• **About this task**: Filter the records below for the word "content". Copy each line that holds it.

• **Listed records**:
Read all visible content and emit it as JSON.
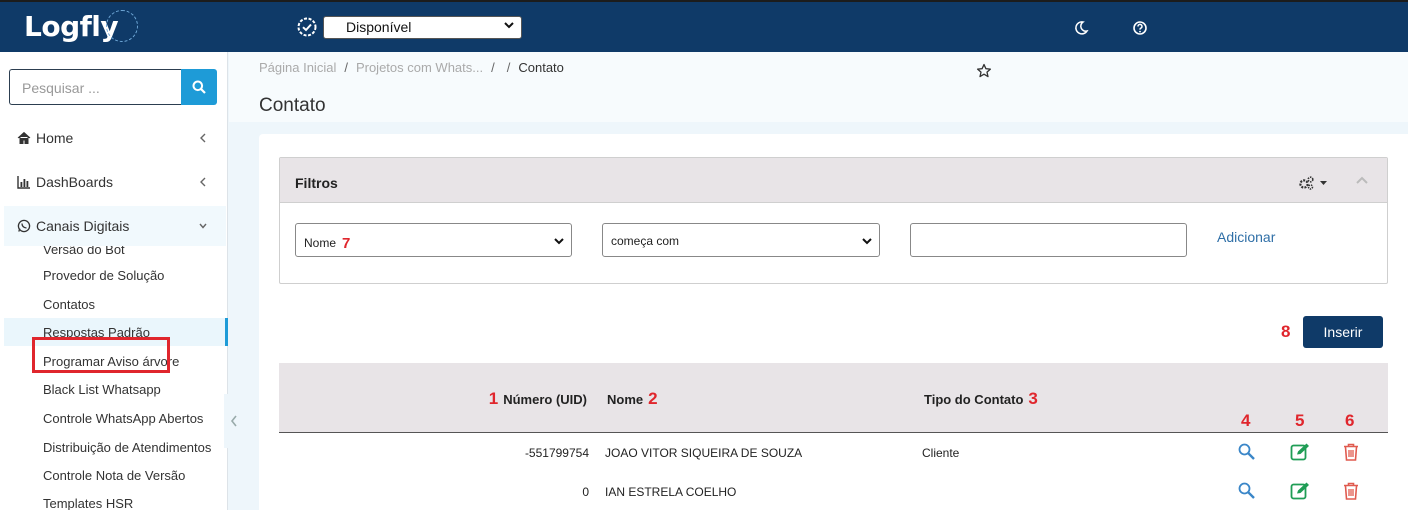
{
  "app": {
    "logo": "Logfly"
  },
  "topbar": {
    "status_value": "Disponível",
    "icons": [
      "gear-badge-icon",
      "moon-icon",
      "help-icon"
    ]
  },
  "sidebar": {
    "search_placeholder": "Pesquisar ...",
    "nav": [
      {
        "label": "Home",
        "icon": "home-icon"
      },
      {
        "label": "DashBoards",
        "icon": "bar-chart-icon"
      },
      {
        "label": "Canais Digitais",
        "icon": "whatsapp-icon"
      }
    ],
    "sub_items": [
      "Versão do Bot",
      "Provedor de Solução",
      "Contatos",
      "Respostas Padrão",
      "Programar Aviso árvore",
      "Black List Whatsapp",
      "Controle WhatsApp Abertos",
      "Distribuição de Atendimentos",
      "Controle Nota de Versão",
      "Templates HSR"
    ]
  },
  "breadcrumb": {
    "home": "Página Inicial",
    "projects": "Projetos com Whats...",
    "sep": "/",
    "current": "Contato"
  },
  "page": {
    "title": "Contato"
  },
  "filters": {
    "title": "Filtros",
    "field_value": "Nome",
    "field_mark": "7",
    "operator_value": "começa com",
    "text_value": "",
    "add_label": "Adicionar"
  },
  "insert": {
    "label": "Inserir",
    "mark": "8"
  },
  "table": {
    "columns": [
      {
        "mark": "1",
        "label": "Número (UID)"
      },
      {
        "mark": "2",
        "label": "Nome"
      },
      {
        "mark": "3",
        "label": "Tipo do Contato"
      }
    ],
    "action_marks": [
      "4",
      "5",
      "6"
    ],
    "rows": [
      {
        "numero": "-551799754",
        "nome": "JOAO VITOR SIQUEIRA DE SOUZA",
        "tipo": "Cliente"
      },
      {
        "numero": "0",
        "nome": "IAN ESTRELA COELHO",
        "tipo": ""
      }
    ]
  },
  "colors": {
    "primary": "#0f3a68",
    "accent": "#1e9bd7",
    "annotation": "#e0262d",
    "edit": "#1f9d55",
    "delete": "#e05a4f"
  }
}
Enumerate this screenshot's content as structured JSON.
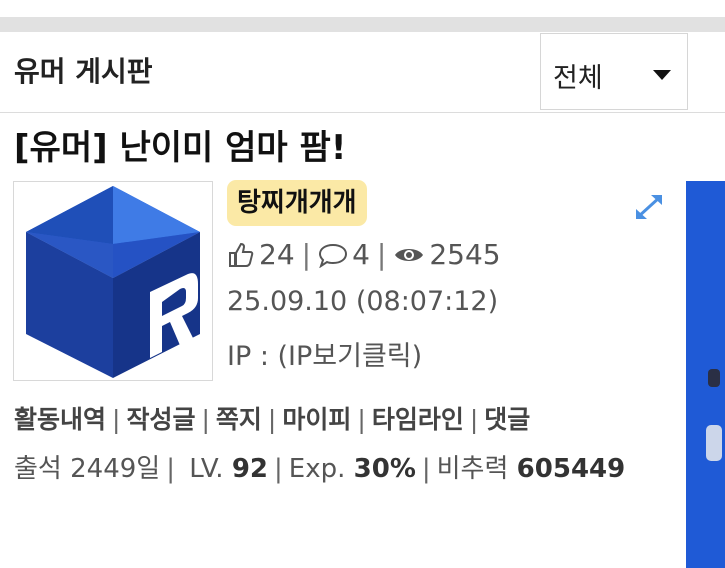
{
  "board": {
    "title": "유머 게시판",
    "filter_value": "전체"
  },
  "post": {
    "title": "[유머] 난이미 엄마 팜!",
    "author": "탕찌개개개",
    "likes": "24",
    "comments": "4",
    "views": "2545",
    "date": "25.09.10 (08:07:12)",
    "ip": "IP : (IP보기클릭)"
  },
  "profile_links": [
    "활동내역",
    "작성글",
    "쪽지",
    "마이피",
    "타임라인",
    "댓글"
  ],
  "profile_info": {
    "attendance": "출석 2449일",
    "level_label": "LV.",
    "level_value": "92",
    "exp_label": "Exp.",
    "exp_value": "30%",
    "power_label": "비추력",
    "power_value": "605449"
  },
  "icons": {
    "like": "thumbs-up-icon",
    "comment": "comment-icon",
    "views": "eye-icon",
    "expand": "expand-icon",
    "filter": "caret-down-icon"
  },
  "colors": {
    "nick_badge": "#fbe9a6",
    "expand_icon": "#4a90e2",
    "side_banner": "#1f5ad6"
  }
}
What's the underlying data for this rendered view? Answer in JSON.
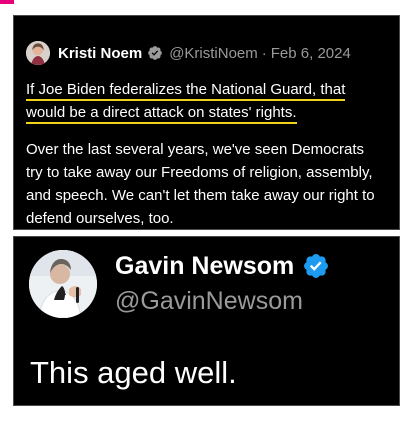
{
  "colors": {
    "background": "#ffffff",
    "card_background": "#000000",
    "text_primary": "#ffffff",
    "text_secondary": "#9a9a9a",
    "highlight": "#f0d21a",
    "verified": "#1d9bf0",
    "accent_tab": "#e6007a"
  },
  "top_tweet": {
    "author_name": "Kristi Noem",
    "handle": "@KristiNoem",
    "separator": "·",
    "date": "Feb 6, 2024",
    "verified_icon": "verified-badge-icon",
    "highlighted_line_1": "If Joe Biden federalizes the National Guard, that",
    "highlighted_line_2": "would be a direct attack on states' rights.",
    "paragraph_2": "Over the last several years, we've seen Democrats try to take away our Freedoms of religion, assembly, and speech. We can't let them take away our right to defend ourselves, too."
  },
  "bottom_tweet": {
    "author_name": "Gavin Newsom",
    "handle": "@GavinNewsom",
    "verified_icon": "verified-badge-icon",
    "text": "This aged well."
  }
}
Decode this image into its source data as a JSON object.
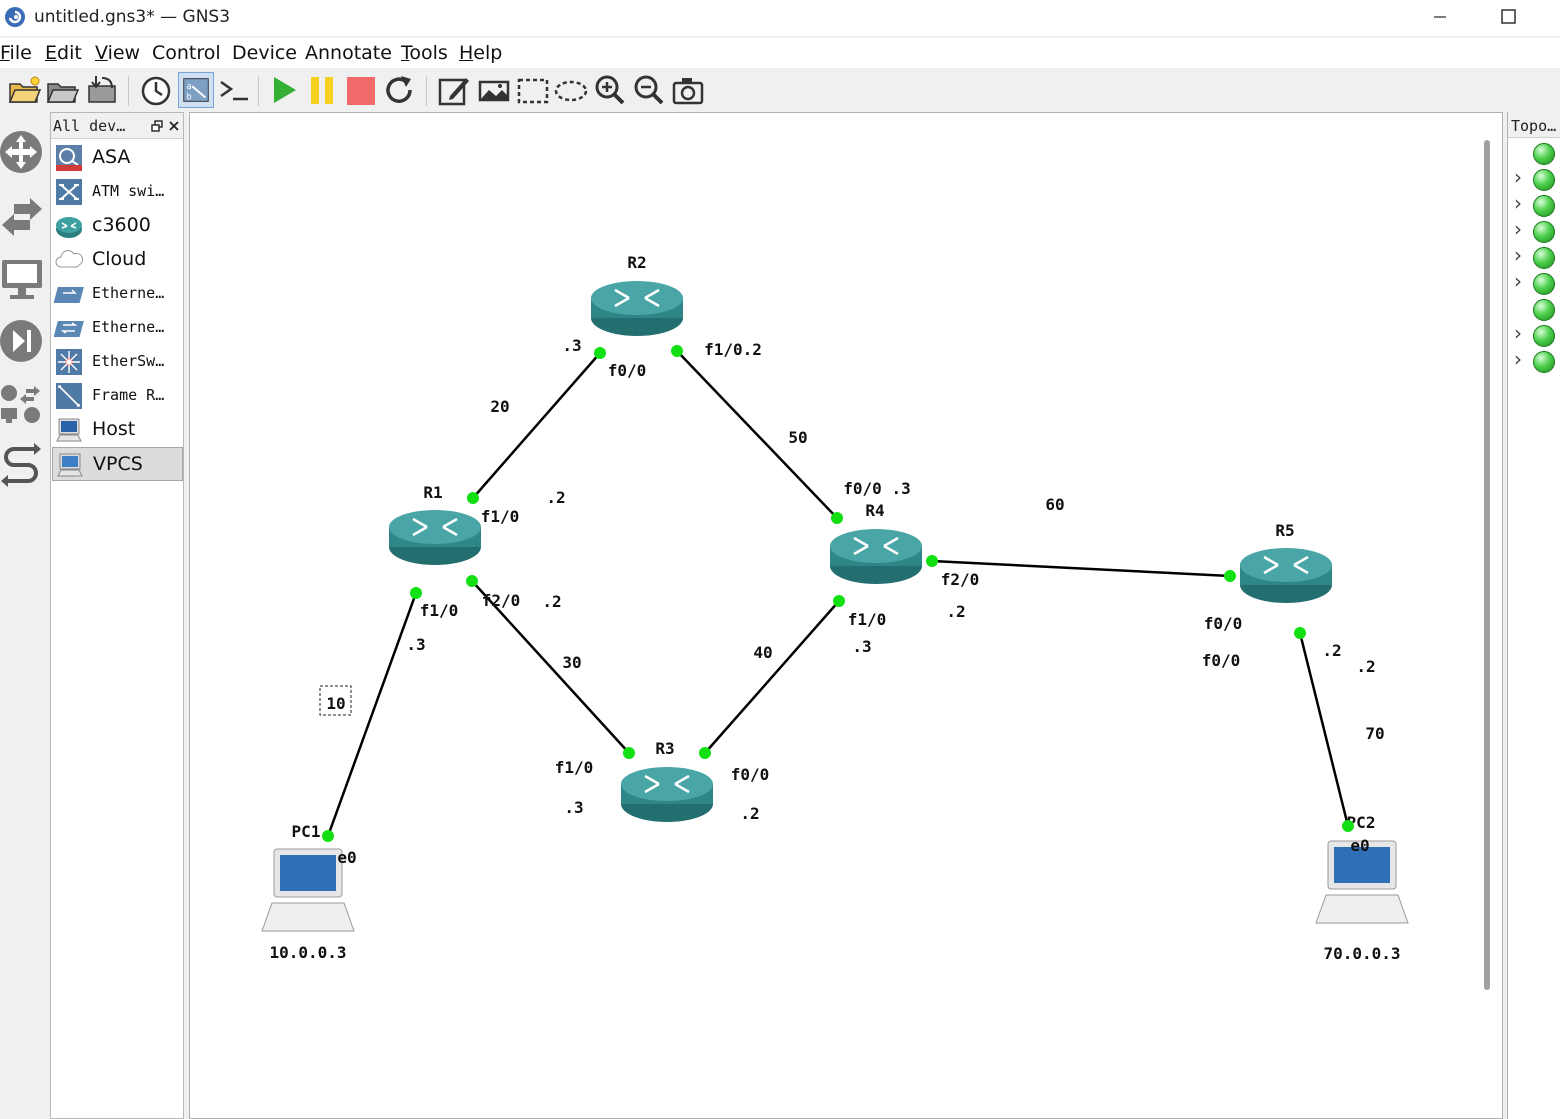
{
  "window": {
    "title": "untitled.gns3* — GNS3",
    "app_icon": "gns3-logo-icon",
    "minimize_icon": "minimize-icon",
    "maximize_icon": "maximize-icon"
  },
  "menu": [
    {
      "label": "File",
      "access": "F"
    },
    {
      "label": "Edit",
      "access": "E"
    },
    {
      "label": "View",
      "access": "V"
    },
    {
      "label": "Control",
      "access": ""
    },
    {
      "label": "Device",
      "access": ""
    },
    {
      "label": "Annotate",
      "access": ""
    },
    {
      "label": "Tools",
      "access": "T"
    },
    {
      "label": "Help",
      "access": "H"
    }
  ],
  "toolbar": [
    "new-project-icon",
    "open-project-icon",
    "save-project-icon",
    "snapshot-clock-icon",
    "show-interface-labels-icon",
    "console-all-icon",
    "start-all-icon",
    "suspend-all-icon",
    "stop-all-icon",
    "reload-all-icon",
    "add-note-icon",
    "insert-image-icon",
    "draw-rectangle-icon",
    "draw-ellipse-icon",
    "zoom-in-icon",
    "zoom-out-icon",
    "screenshot-icon"
  ],
  "left_rail": [
    "browse-routers-icon",
    "browse-switches-icon",
    "browse-end-devices-icon",
    "browse-security-icon",
    "browse-all-devices-icon",
    "add-link-icon"
  ],
  "devices_panel": {
    "title": "All dev…",
    "undock_icon": "undock-icon",
    "close_icon": "close-icon",
    "items": [
      {
        "label": "ASA",
        "icon": "asa-firewall-icon",
        "style": "sans"
      },
      {
        "label": "ATM swi…",
        "icon": "atm-switch-icon",
        "style": "mono"
      },
      {
        "label": "c3600",
        "icon": "router-icon",
        "style": "sans"
      },
      {
        "label": "Cloud",
        "icon": "cloud-icon",
        "style": "sans"
      },
      {
        "label": "Etherne…",
        "icon": "ethernet-hub-icon",
        "style": "mono"
      },
      {
        "label": "Etherne…",
        "icon": "ethernet-switch-icon",
        "style": "mono"
      },
      {
        "label": "EtherSw…",
        "icon": "etherswitch-router-icon",
        "style": "mono"
      },
      {
        "label": "Frame R…",
        "icon": "frame-relay-switch-icon",
        "style": "mono"
      },
      {
        "label": "Host",
        "icon": "host-icon",
        "style": "sans"
      },
      {
        "label": "VPCS",
        "icon": "vpcs-icon",
        "style": "sans",
        "selected": true
      }
    ]
  },
  "topology_panel": {
    "title": "Topo…",
    "rows": [
      {
        "expandable": false,
        "status": "started"
      },
      {
        "expandable": true,
        "status": "started"
      },
      {
        "expandable": true,
        "status": "started"
      },
      {
        "expandable": true,
        "status": "started"
      },
      {
        "expandable": true,
        "status": "started"
      },
      {
        "expandable": true,
        "status": "started"
      },
      {
        "expandable": false,
        "status": "started"
      },
      {
        "expandable": true,
        "status": "started"
      },
      {
        "expandable": true,
        "status": "started"
      }
    ]
  },
  "topology": {
    "nodes": [
      {
        "id": "R1",
        "label": "R1",
        "type": "router"
      },
      {
        "id": "R2",
        "label": "R2",
        "type": "router"
      },
      {
        "id": "R3",
        "label": "R3",
        "type": "router"
      },
      {
        "id": "R4",
        "label": "R4",
        "type": "router"
      },
      {
        "id": "R5",
        "label": "R5",
        "type": "router"
      },
      {
        "id": "PC1",
        "label": "PC1",
        "type": "vpcs",
        "caption": "10.0.0.3"
      },
      {
        "id": "PC2",
        "label": "PC2",
        "type": "vpcs",
        "caption": "70.0.0.3"
      }
    ],
    "links": [
      {
        "from": "R1",
        "to": "R2"
      },
      {
        "from": "R2",
        "to": "R4"
      },
      {
        "from": "R1",
        "to": "R3"
      },
      {
        "from": "R3",
        "to": "R4"
      },
      {
        "from": "R4",
        "to": "R5"
      },
      {
        "from": "R1",
        "to": "PC1"
      },
      {
        "from": "R5",
        "to": "PC2"
      }
    ],
    "annotations": [
      ".3",
      "f0/0",
      "f1/0.2",
      "20",
      "50",
      ".2",
      "f1/0",
      "f0/0 .3",
      "60",
      "f2/0",
      ".2",
      "f0/0",
      ".2",
      "f2/0",
      ".2",
      "30",
      "40",
      "f1/0",
      ".3",
      "f0/0",
      ".3",
      "f1/0",
      ".2",
      "10",
      "70",
      "f1/0",
      ".3",
      "f0/0",
      ".2",
      "e0",
      "e0"
    ],
    "boxed_annotation": "10"
  }
}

• **Completed exercise**:
Read all visible content and emit it as JSON.
Enumerate this screenshot's content as structured JSON.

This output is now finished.